- For a first time meeting with these humans or in this space, ask how it went for everyone. Fix things that are broken.
- They can’t hear? Investing in fixing bad audio in conference rooms. Especially in large Host rooms, multiple microphones can capture the strangest set of sounds. At a prior gig, the board room had microphones built into the table. One Exec liked to click their pen during the meeting under the table. For Distributed folks, it was a deafening CLICK CLICK CLICK that the Host room couldn’t even hear.
- Given the likelihood that the Distributed folks missed something during the meeting – which is a thing to be fixed – the distribution of the meeting notes are a critical feedback loop for everyone in the room.
- The room with the most people disconnects last. Respect.4
A Fact of Working Life
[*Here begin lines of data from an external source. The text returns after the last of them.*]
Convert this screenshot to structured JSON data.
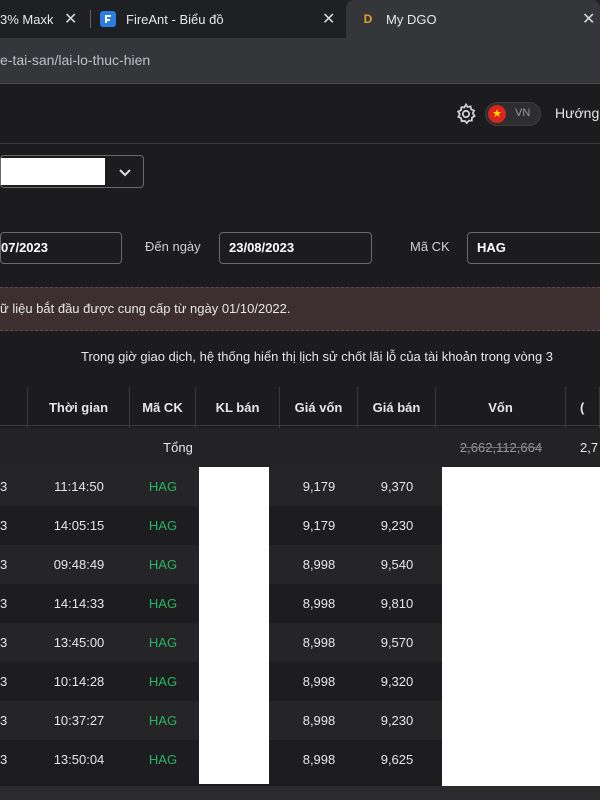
{
  "browser": {
    "tabs": [
      {
        "label": "3% Maxk",
        "close": "✕"
      },
      {
        "label": "FireAnt - Biểu đồ",
        "close": "✕"
      },
      {
        "label": "My DGO",
        "close": "✕",
        "favicon": "D"
      }
    ],
    "url": "e-tai-san/lai-lo-thuc-hien"
  },
  "header": {
    "lang_label": "VN",
    "guide_label": "Hướng"
  },
  "filters": {
    "from_date": "07/2023",
    "to_label": "Đến ngày",
    "to_date": "23/08/2023",
    "stock_label": "Mã CK",
    "stock_value": "HAG"
  },
  "notice": "ữ liệu bắt đầu được cung cấp từ ngày 01/10/2022.",
  "info": "Trong giờ giao dịch, hệ thống hiển thị lịch sử chốt lãi lỗ của tài khoản trong vòng 3",
  "table": {
    "headers": [
      "",
      "Thời gian",
      "Mã CK",
      "KL bán",
      "Giá vốn",
      "Giá bán",
      "Vốn",
      "("
    ],
    "total": {
      "label": "Tổng",
      "von": "2,662,112,664",
      "next": "2,7"
    },
    "rows": [
      {
        "d": "3",
        "time": "11:14:50",
        "code": "HAG",
        "cost": "9,179",
        "price": "9,370"
      },
      {
        "d": "3",
        "time": "14:05:15",
        "code": "HAG",
        "cost": "9,179",
        "price": "9,230"
      },
      {
        "d": "3",
        "time": "09:48:49",
        "code": "HAG",
        "cost": "8,998",
        "price": "9,540"
      },
      {
        "d": "3",
        "time": "14:14:33",
        "code": "HAG",
        "cost": "8,998",
        "price": "9,810"
      },
      {
        "d": "3",
        "time": "13:45:00",
        "code": "HAG",
        "cost": "8,998",
        "price": "9,570"
      },
      {
        "d": "3",
        "time": "10:14:28",
        "code": "HAG",
        "cost": "8,998",
        "price": "9,320"
      },
      {
        "d": "3",
        "time": "10:37:27",
        "code": "HAG",
        "cost": "8,998",
        "price": "9,230"
      },
      {
        "d": "3",
        "time": "13:50:04",
        "code": "HAG",
        "cost": "8,998",
        "price": "9,625"
      }
    ]
  },
  "colors": {
    "accent_green": "#28b463",
    "notice_bg": "#3d2f2f",
    "background": "#1c1c1e"
  },
  "icons": [
    "fireant-icon",
    "dgo-icon",
    "close-icon",
    "gear-icon",
    "vietnam-flag-icon",
    "chevron-down-icon"
  ]
}
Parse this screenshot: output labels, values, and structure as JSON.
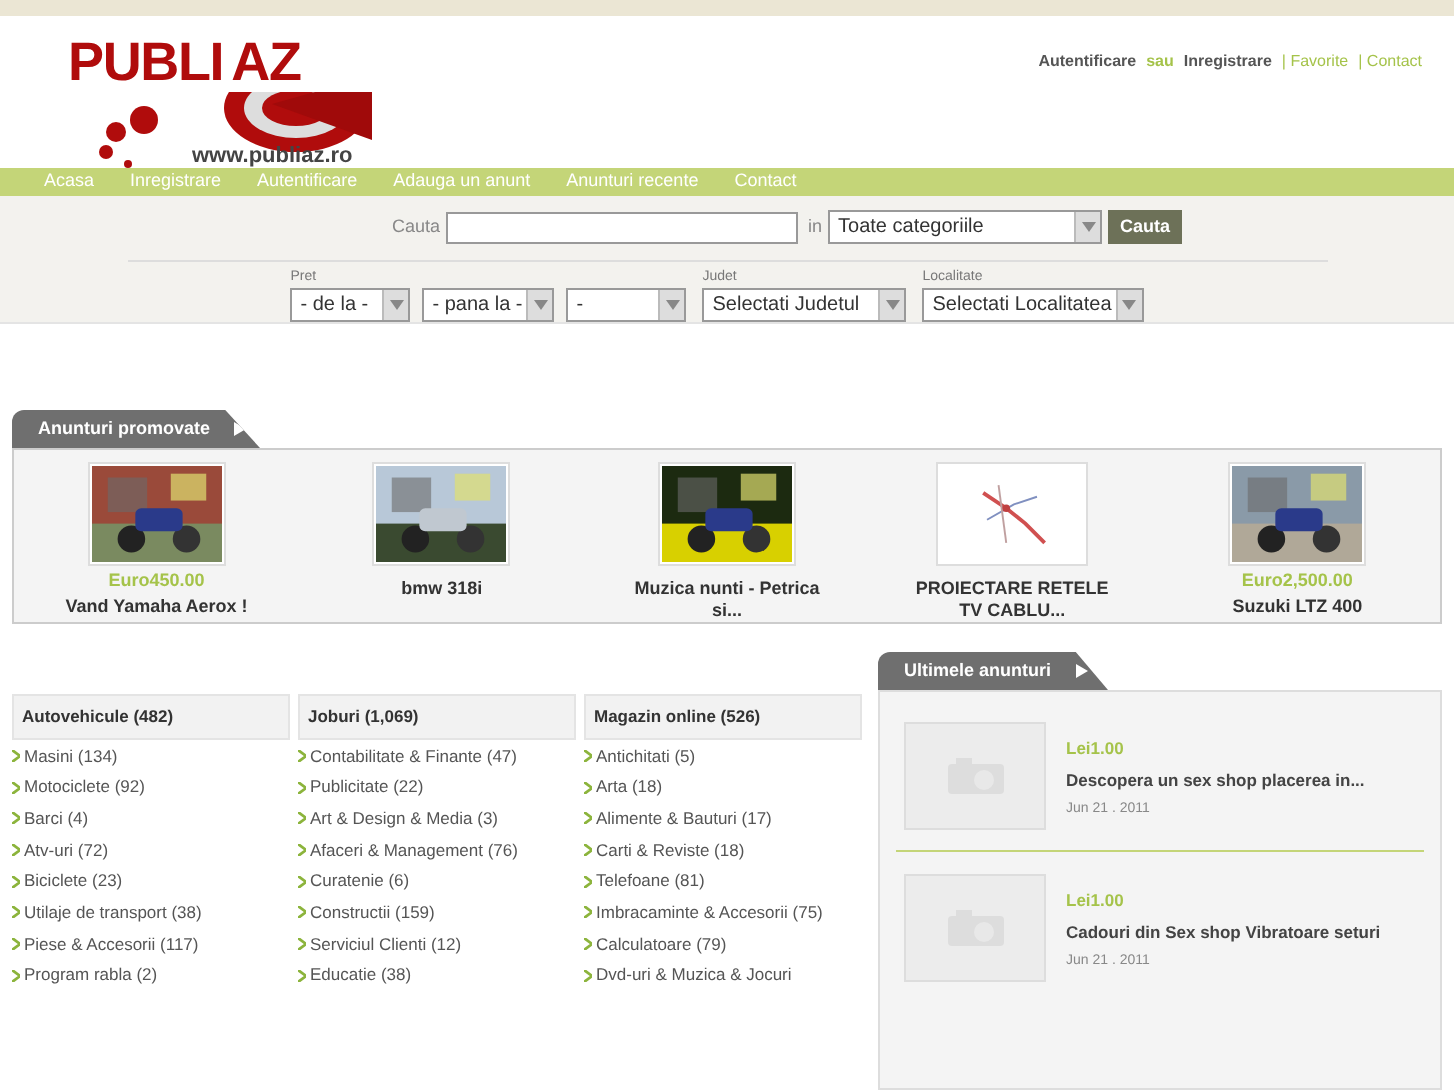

Why are we having this meeting? If the answer is, “We’ve always had this meeting,” then that’s a different problem and another article. The answer is likely, “This set of humans needs to be together to achieve a thing, and that thing is better achieved with these humans together.”
Humans together. Not sitting on the other side of Slack or email, but together. Doing what humans do best: gathering context, arguing, listening, debating, whiteboarding, arguing some more, and eventually arriving at the informed decision. Maybe.
Is a meeting the right solution to your particular decision? I get that it’s our default power move, but do you really need a meeting? There appears to be a new tool or service launched every week designed for Distributed teams. Is there a different approach to getting to your decision that doesn’t involve a meeting? No? Ok…
Much of the leadership work I’ve done around Distributed teams are not resolving concerns about how the audio/visual works in a meeting; it’s how a Distributed team feels treated by Headquarters. It’s never one thing, it’s a long list of grievances that combine into an erroneous, but the very real perception that a Distributed team is somehow less important.
Much of the above advice is tactical. Simple acts to facilitate better communication, but the combination of all the advice supports a broader goal: by making sure every human in the meeting has equal access to the communication and the context, we send a clear message that being Distributed doesn’t matter. There is no measurable difference if you are in the Host room or Distributed.
- Disclaimer. For this article, I am using a distributed team scenario where there is a headquarters. There is a base of operations that contains a good chunk of the humans. There is a version of distributed where everyone in the company is distributed around the world. That is super interesting, but I’ve never experienced it. There’s a chance that the advice in this article is useful in all distributed, but buyer beware. ↩
- And there are distinct advantages, too. ↩
- Think about how much you’re paying the team and then think about how much it costs you to have them inefficiently communicate with each other on crappy infrastructure. ↩
- I’m confident I missed essential tips and tricks. Comment on this post, or join the Rands Leadership Slack and join #remote-work channel. No, I didn’t name it. ↩